Theatrical release poster

Master Gardener is a new film by writer/director Paul Schrader (First Reformed, 2017) about another man's personal journey of forgiveness and renewal. I use the words "another man," because this film feels a lot like Paul Schrader's last film, The Card Counter from 2021. And I didn't think that was a great film either.

Australian actor Joel Edgerton (Thirteen Lives, 2022) plays a stiff, laconic gardener preparing the expansive grounds of a private estate under the watchful management of a governing mistress played by Sigourney Weaver (Avatar: The Way of Water, 2022). When a young woman arrives at the estate to be an apprentice under the master gardener, violent secrets are revealed and love surfaces.

Master Gardener has a vibe of odd coldness or aloofness with the sparse interiors, calculated dialogue, delicately simple camera movements, and strange jellyfish wallpaper. All of these elements work well together to give a consistent vision. But because this film is so austere and so formal in its storytelling, it's difficult to feel any emotional connection with the leading character and his patient attempt at redemption. So without this emotional connection, I didn't care what happened to anyone. Putting a perplexing love scene near the end, that portrays no discernible chemistry, only pushes Master Gardener farther into an esoteric realm.

Parts of the story are sprinkled with Joel Edgerton's voice explaining various facts about a few plant species and the history of flower gardens, and those parts have some poetic beauty. Like the line, "Gardening is a belief in the future. A belief that things will happen according to plan."

I'm all for films that avoid predictability, try to do something different, and push the artistic boundaries of the medium. But it turns out a film that tries too hard to be an experiment in ideas or transcendence can be just as boring as an ordinary film trying to make some money. Master Gardener is slightly better than Schrader's last film, The Card Counter.
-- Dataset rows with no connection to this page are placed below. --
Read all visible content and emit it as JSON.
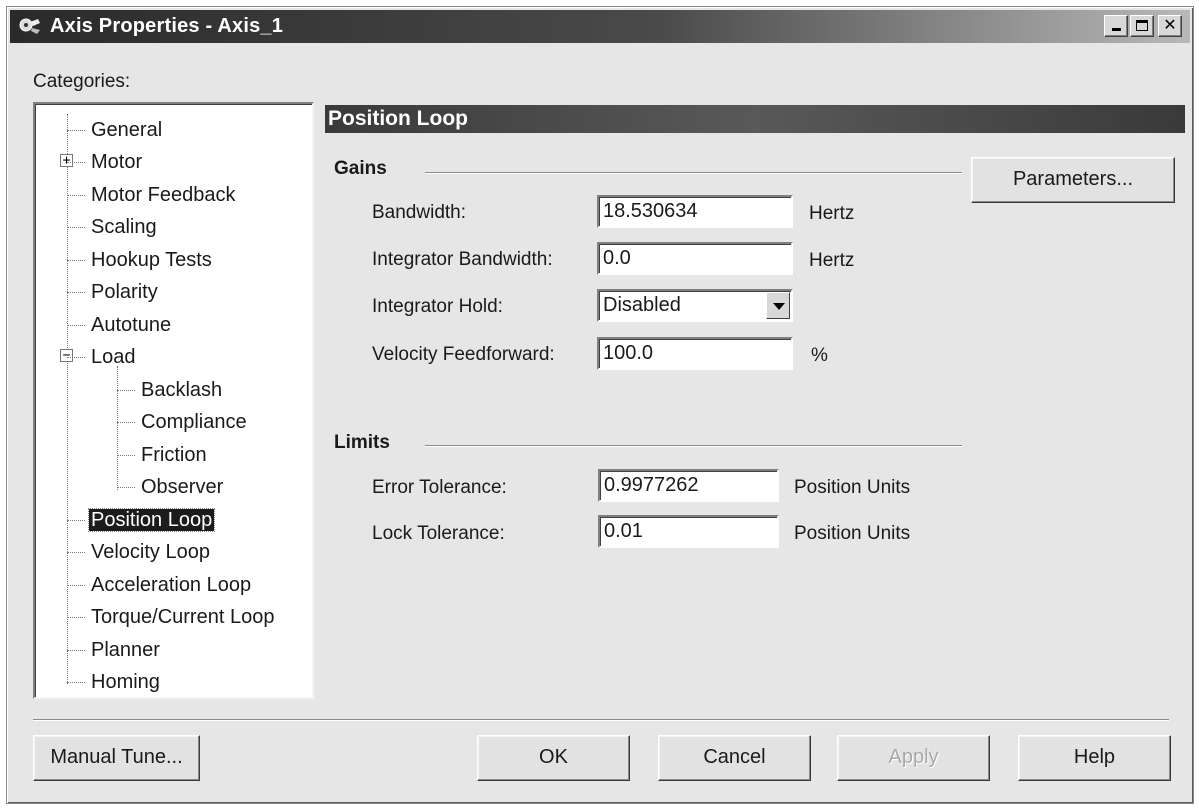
{
  "window": {
    "title": "Axis Properties - Axis_1",
    "controls": {
      "minimize": "_",
      "maximize": "□",
      "close": "✕"
    }
  },
  "categories": {
    "label": "Categories:",
    "items": [
      {
        "label": "General"
      },
      {
        "label": "Motor",
        "expander": "+"
      },
      {
        "label": "Motor Feedback"
      },
      {
        "label": "Scaling"
      },
      {
        "label": "Hookup Tests"
      },
      {
        "label": "Polarity"
      },
      {
        "label": "Autotune"
      },
      {
        "label": "Load",
        "expander": "−"
      },
      {
        "label": "Backlash"
      },
      {
        "label": "Compliance"
      },
      {
        "label": "Friction"
      },
      {
        "label": "Observer"
      },
      {
        "label": "Position Loop",
        "selected": true
      },
      {
        "label": "Velocity Loop"
      },
      {
        "label": "Acceleration Loop"
      },
      {
        "label": "Torque/Current Loop"
      },
      {
        "label": "Planner"
      },
      {
        "label": "Homing"
      }
    ]
  },
  "panel": {
    "title": "Position Loop",
    "parameters_button": "Parameters...",
    "gains": {
      "title": "Gains",
      "bandwidth": {
        "label": "Bandwidth:",
        "value": "18.530634",
        "unit": "Hertz"
      },
      "integrator_bandwidth": {
        "label": "Integrator Bandwidth:",
        "value": "0.0",
        "unit": "Hertz"
      },
      "integrator_hold": {
        "label": "Integrator Hold:",
        "value": "Disabled"
      },
      "velocity_feedforward": {
        "label": "Velocity Feedforward:",
        "value": "100.0",
        "unit": "%"
      }
    },
    "limits": {
      "title": "Limits",
      "error_tolerance": {
        "label": "Error Tolerance:",
        "value": "0.9977262",
        "unit": "Position Units"
      },
      "lock_tolerance": {
        "label": "Lock Tolerance:",
        "value": "0.01",
        "unit": "Position Units"
      }
    }
  },
  "buttons": {
    "manual_tune": "Manual Tune...",
    "ok": "OK",
    "cancel": "Cancel",
    "apply": "Apply",
    "help": "Help"
  }
}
But it's nowhere near as good as his 2017 film, First Reformed.

Casey T. Allen is a native of Utah who graduated from Utah State University with a Bachelor's degree in English in 2007. He has worked in many capacities throughout USU campus and enjoys his time at UPR to continually exercise his writing.